Website and app data records:

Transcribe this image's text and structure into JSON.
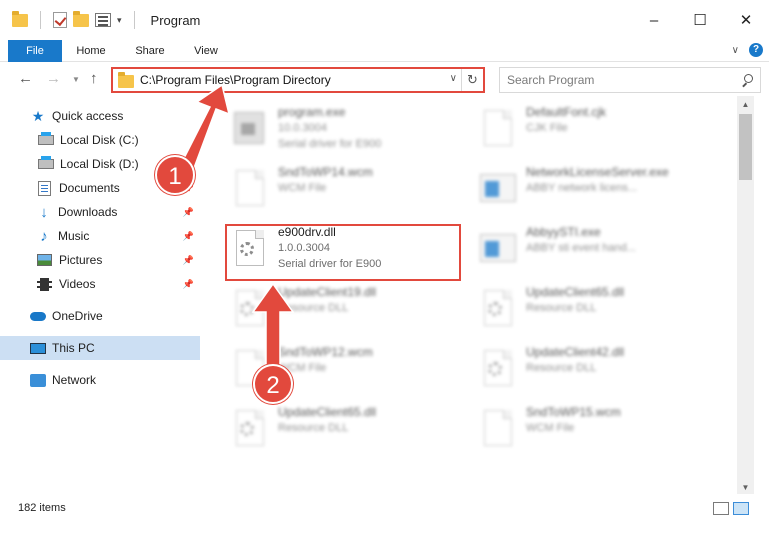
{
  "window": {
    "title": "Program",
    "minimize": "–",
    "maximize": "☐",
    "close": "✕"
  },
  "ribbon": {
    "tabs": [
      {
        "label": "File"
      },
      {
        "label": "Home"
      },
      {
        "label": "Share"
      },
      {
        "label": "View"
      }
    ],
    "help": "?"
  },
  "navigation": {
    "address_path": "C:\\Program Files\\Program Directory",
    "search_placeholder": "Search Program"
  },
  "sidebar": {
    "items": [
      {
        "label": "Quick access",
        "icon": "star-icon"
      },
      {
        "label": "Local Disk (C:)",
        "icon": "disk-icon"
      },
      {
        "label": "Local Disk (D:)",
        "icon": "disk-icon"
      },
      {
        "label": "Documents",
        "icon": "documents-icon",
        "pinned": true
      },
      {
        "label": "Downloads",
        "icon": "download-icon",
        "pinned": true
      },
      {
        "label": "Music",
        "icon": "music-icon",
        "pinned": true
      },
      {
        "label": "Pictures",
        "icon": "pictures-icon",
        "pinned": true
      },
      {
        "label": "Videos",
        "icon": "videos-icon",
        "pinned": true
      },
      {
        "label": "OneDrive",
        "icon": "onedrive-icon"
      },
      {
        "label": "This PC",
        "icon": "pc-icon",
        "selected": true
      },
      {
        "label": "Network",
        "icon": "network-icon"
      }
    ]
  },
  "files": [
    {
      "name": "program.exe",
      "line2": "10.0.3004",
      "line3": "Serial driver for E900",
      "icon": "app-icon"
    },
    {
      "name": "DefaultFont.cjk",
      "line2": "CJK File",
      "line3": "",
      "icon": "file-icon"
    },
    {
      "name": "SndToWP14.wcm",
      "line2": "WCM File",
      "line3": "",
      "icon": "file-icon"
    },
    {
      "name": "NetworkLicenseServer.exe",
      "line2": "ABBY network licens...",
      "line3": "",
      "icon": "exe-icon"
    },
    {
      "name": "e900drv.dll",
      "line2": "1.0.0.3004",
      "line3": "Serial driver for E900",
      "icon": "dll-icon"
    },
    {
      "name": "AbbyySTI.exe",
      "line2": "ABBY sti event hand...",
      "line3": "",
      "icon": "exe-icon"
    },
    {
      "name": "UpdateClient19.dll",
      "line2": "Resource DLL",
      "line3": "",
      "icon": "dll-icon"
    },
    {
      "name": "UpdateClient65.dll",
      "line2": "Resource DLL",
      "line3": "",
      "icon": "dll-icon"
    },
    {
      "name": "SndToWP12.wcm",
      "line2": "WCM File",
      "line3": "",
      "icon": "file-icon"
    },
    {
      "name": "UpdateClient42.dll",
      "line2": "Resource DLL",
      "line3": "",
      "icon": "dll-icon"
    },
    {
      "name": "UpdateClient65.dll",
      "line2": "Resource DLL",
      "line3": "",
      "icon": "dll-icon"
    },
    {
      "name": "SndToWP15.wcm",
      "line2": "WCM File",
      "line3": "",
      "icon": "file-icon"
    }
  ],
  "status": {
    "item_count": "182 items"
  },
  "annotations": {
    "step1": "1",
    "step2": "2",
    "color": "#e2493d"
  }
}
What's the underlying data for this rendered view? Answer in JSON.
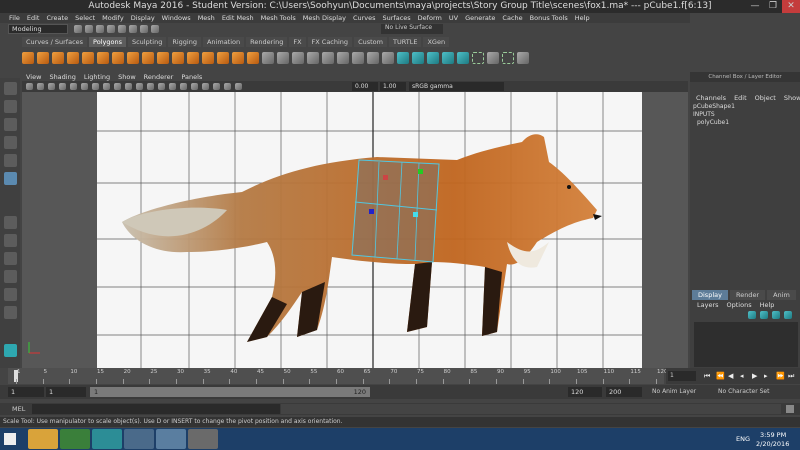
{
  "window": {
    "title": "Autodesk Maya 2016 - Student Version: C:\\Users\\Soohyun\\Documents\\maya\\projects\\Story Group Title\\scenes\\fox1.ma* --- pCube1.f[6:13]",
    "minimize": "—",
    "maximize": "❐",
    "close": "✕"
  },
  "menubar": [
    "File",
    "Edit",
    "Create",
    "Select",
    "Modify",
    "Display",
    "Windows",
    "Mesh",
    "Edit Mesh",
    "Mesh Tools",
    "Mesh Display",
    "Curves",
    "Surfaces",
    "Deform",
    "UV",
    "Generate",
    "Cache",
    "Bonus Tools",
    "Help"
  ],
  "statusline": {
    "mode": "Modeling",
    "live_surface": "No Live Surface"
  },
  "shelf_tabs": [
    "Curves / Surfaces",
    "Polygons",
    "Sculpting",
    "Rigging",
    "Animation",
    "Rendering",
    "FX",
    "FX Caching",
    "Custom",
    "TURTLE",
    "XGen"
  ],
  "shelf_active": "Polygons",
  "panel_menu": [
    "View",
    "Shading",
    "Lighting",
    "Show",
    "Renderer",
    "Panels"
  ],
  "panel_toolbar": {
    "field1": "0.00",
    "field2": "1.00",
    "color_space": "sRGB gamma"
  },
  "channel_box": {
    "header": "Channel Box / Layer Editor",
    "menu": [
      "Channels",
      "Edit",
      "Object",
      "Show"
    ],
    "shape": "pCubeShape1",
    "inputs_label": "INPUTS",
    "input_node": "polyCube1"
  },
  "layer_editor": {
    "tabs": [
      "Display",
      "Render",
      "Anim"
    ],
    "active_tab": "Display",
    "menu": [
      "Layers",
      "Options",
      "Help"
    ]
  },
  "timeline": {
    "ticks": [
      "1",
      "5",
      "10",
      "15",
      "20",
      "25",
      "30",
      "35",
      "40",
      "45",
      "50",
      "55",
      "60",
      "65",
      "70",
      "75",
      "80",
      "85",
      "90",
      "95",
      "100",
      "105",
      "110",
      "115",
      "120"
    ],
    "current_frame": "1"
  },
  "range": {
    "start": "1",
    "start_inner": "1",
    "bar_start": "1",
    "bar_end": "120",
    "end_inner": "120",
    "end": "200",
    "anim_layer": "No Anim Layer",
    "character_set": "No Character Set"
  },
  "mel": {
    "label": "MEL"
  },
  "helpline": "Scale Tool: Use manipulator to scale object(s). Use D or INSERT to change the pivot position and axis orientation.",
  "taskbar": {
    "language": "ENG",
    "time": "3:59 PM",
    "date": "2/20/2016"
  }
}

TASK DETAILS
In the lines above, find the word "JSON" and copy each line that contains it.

SOLVED EXERCISE
Transcribe this image's text and structure into JSON.
What's the underlying data for this rendered view? Answer in JSON.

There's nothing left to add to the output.